From the first line to the last, retype the records exactly and skip the pictures.

[Saved data entries]
*** Block opens ***
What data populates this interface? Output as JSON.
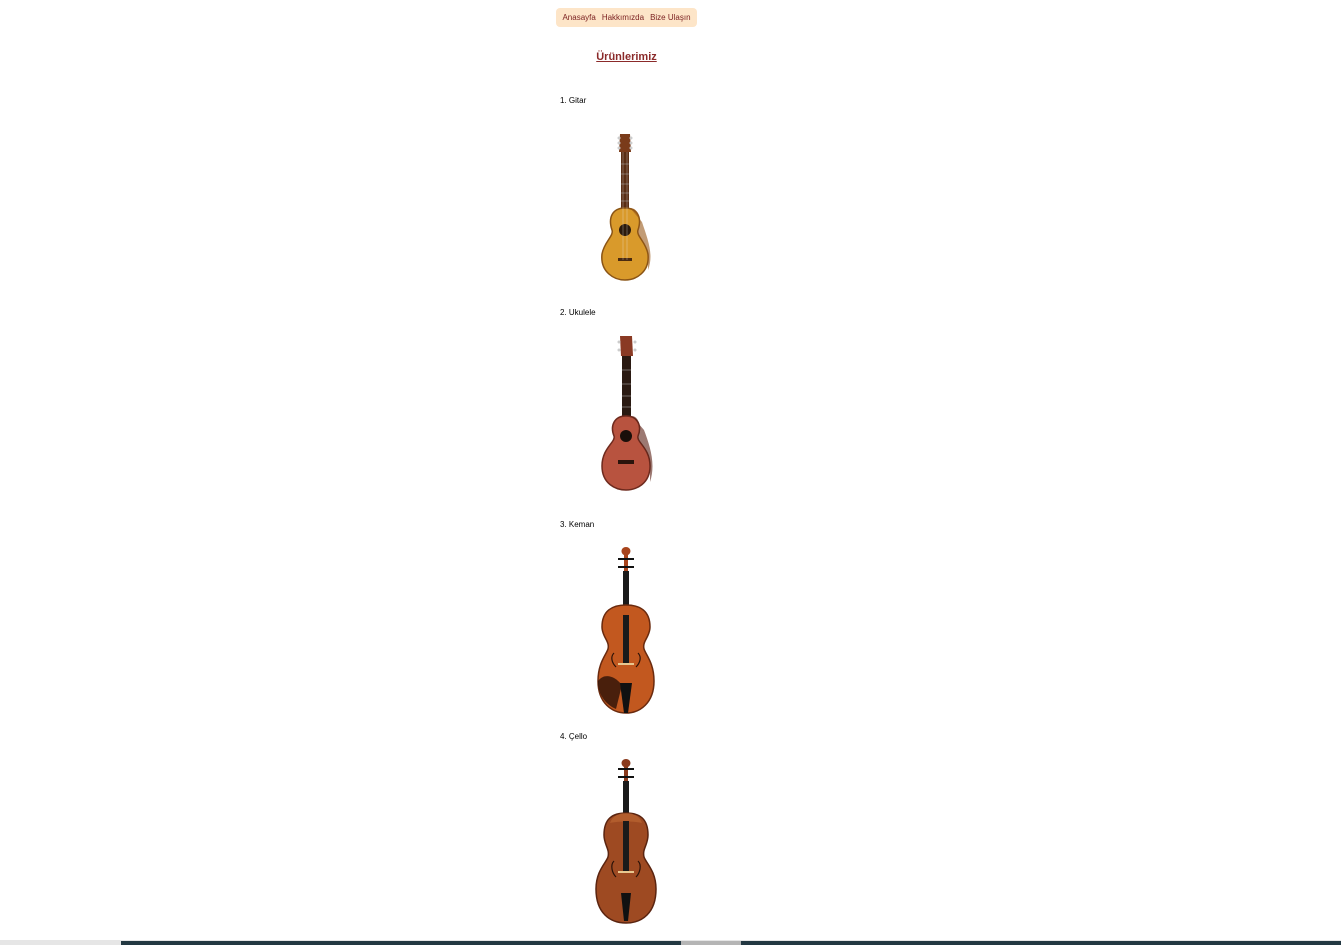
{
  "nav": {
    "home": "Anasayfa",
    "about": "Hakkımızda",
    "contact": "Bize Ulaşın"
  },
  "page": {
    "title": "Ürünlerimiz"
  },
  "products": [
    {
      "label": "1. Gitar",
      "icon": "guitar-image"
    },
    {
      "label": "2. Ukulele",
      "icon": "ukulele-image"
    },
    {
      "label": "3. Keman",
      "icon": "violin-image"
    },
    {
      "label": "4. Çello",
      "icon": "cello-image"
    }
  ],
  "colors": {
    "nav_bg": "#fde5c8",
    "link": "#7a1f1f",
    "title": "#8b2a2a"
  }
}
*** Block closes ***
- **THE ANSWER**
What data populates this interface? Output as JSON.
{
  "nav": {
    "home": "Anasayfa",
    "about": "Hakkımızda",
    "contact": "Bize Ulaşın"
  },
  "page": {
    "title": "Ürünlerimiz"
  },
  "products": [
    {
      "label": "1. Gitar",
      "icon": "guitar-image"
    },
    {
      "label": "2. Ukulele",
      "icon": "ukulele-image"
    },
    {
      "label": "3. Keman",
      "icon": "violin-image"
    },
    {
      "label": "4. Çello",
      "icon": "cello-image"
    }
  ],
  "colors": {
    "nav_bg": "#fde5c8",
    "link": "#7a1f1f",
    "title": "#8b2a2a"
  }
}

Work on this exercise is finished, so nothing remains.